-- Extracted information follows --

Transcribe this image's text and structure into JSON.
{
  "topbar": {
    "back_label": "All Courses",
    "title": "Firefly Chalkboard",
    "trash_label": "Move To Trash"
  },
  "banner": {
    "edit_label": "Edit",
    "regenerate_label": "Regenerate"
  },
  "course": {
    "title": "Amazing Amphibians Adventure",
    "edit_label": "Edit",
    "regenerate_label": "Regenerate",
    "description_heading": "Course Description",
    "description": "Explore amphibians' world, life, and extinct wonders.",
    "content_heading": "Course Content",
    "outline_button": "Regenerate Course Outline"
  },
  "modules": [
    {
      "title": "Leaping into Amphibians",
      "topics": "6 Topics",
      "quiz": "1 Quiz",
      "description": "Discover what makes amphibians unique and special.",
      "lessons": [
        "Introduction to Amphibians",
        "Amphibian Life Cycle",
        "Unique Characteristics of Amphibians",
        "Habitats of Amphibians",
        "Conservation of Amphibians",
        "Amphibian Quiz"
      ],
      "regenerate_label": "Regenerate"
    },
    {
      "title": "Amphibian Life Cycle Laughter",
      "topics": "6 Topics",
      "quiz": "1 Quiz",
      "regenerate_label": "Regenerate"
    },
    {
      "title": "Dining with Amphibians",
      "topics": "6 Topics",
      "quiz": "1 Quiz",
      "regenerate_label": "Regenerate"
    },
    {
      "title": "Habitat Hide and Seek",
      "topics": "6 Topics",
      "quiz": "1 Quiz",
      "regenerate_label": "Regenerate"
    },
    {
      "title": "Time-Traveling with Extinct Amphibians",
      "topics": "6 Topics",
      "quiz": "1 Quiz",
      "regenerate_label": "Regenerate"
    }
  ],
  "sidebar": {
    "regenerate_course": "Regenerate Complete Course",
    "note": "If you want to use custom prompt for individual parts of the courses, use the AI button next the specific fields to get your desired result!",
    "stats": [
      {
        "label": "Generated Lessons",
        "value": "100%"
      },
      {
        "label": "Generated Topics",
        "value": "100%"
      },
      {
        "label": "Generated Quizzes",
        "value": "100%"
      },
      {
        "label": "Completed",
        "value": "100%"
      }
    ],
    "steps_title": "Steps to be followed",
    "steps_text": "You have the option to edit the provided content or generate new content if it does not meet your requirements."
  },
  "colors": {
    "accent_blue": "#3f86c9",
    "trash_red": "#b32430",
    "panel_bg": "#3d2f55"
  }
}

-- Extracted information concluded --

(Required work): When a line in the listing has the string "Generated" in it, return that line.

(Output of the task):
        "label": "Generated Lessons",
        "label": "Generated Topics",
        "label": "Generated Quizzes",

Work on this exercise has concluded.